### Problem statement
Give a count of the lines below that have the string "customer" in them, with no other words.

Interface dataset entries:

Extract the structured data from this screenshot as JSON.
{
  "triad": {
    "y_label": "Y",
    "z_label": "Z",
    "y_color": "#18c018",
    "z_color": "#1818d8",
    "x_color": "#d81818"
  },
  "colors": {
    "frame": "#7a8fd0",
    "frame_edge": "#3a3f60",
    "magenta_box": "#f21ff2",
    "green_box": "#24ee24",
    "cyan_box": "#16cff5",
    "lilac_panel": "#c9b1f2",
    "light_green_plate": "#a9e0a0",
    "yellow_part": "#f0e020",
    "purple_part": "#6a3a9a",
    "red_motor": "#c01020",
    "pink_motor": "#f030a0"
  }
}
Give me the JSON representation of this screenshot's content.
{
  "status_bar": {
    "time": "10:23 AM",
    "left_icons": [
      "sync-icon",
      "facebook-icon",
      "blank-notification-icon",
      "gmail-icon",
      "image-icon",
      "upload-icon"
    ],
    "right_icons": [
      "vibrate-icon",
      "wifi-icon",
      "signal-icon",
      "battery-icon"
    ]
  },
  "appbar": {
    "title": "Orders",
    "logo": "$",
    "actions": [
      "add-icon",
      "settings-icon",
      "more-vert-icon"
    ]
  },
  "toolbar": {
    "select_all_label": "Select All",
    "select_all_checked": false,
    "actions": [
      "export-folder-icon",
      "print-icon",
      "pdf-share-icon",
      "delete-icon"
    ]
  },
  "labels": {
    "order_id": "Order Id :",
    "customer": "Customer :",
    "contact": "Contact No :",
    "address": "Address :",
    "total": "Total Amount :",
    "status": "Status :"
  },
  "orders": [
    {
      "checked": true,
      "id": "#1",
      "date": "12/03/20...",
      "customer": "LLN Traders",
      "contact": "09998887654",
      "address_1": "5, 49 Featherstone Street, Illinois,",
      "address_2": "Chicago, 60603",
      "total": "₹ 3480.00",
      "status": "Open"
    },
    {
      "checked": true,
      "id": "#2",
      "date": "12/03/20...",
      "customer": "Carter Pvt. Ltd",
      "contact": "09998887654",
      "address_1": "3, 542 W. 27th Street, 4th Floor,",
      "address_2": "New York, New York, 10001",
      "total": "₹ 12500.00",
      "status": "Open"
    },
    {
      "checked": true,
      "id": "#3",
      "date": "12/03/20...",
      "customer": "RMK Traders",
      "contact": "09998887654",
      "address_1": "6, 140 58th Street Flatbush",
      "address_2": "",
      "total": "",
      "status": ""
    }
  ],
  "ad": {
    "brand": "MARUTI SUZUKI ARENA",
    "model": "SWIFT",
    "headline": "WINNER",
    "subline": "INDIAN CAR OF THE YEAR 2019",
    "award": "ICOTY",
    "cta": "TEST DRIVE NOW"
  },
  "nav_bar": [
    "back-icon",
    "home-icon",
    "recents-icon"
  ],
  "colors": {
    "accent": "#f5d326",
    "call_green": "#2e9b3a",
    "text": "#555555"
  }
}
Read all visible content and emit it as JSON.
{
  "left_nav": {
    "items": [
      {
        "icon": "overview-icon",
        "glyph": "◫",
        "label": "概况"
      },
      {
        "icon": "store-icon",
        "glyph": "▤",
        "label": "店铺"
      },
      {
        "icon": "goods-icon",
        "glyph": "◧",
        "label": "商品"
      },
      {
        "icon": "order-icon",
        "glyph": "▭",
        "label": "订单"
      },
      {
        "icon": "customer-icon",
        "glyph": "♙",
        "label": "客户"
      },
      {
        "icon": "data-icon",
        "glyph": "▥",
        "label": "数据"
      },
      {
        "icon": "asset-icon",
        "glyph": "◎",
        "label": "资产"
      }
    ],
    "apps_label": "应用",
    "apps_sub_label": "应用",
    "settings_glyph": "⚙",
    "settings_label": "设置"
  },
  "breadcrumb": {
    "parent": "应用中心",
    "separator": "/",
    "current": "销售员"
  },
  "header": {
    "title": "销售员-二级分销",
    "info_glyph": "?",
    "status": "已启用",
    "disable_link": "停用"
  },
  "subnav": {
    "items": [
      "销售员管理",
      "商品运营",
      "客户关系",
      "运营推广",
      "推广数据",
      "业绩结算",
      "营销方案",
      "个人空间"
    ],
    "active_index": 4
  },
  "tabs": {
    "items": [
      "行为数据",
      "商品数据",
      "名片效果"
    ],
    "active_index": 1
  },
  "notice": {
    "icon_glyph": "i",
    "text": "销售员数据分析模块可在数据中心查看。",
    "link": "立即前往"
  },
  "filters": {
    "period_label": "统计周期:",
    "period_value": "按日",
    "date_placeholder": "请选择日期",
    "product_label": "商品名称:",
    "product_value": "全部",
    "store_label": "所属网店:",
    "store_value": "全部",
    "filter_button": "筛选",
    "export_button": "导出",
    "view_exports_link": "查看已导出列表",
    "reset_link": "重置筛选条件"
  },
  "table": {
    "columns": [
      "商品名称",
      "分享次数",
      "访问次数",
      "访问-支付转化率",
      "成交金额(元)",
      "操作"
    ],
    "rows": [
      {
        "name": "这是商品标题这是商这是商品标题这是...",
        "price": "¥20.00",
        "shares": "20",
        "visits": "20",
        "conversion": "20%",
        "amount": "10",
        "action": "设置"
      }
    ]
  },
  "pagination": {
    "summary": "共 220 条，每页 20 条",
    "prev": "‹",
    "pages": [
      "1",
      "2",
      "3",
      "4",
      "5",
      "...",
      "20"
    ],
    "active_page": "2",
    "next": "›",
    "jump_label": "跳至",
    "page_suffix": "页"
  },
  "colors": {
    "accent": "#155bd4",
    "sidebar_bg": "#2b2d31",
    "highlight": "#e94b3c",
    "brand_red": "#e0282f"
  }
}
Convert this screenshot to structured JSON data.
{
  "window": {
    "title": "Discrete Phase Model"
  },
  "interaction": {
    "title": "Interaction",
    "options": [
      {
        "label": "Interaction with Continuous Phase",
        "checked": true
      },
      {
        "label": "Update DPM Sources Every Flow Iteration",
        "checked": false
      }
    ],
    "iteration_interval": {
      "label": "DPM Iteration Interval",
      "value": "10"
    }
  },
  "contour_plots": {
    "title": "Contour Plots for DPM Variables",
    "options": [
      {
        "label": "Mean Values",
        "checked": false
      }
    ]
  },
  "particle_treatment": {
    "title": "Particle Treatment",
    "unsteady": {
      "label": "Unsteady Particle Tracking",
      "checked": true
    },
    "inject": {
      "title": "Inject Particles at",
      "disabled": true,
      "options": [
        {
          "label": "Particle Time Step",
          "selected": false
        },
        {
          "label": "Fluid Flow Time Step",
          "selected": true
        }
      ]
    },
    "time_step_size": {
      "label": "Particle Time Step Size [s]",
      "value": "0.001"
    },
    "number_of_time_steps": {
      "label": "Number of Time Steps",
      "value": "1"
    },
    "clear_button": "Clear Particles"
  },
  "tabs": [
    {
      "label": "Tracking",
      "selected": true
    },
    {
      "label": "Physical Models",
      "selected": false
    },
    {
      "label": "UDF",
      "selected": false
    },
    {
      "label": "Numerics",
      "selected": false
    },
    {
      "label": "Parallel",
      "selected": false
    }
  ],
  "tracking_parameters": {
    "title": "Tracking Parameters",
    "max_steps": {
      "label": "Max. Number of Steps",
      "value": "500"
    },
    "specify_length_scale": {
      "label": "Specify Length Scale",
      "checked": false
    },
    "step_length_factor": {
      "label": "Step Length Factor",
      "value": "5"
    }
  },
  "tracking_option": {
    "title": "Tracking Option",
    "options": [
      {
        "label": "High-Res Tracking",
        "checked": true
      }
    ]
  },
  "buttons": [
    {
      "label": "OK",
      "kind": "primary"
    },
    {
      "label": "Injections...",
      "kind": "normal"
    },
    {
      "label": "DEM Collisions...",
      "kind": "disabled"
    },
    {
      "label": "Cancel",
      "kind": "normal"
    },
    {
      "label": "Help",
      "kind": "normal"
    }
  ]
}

### Answer area
5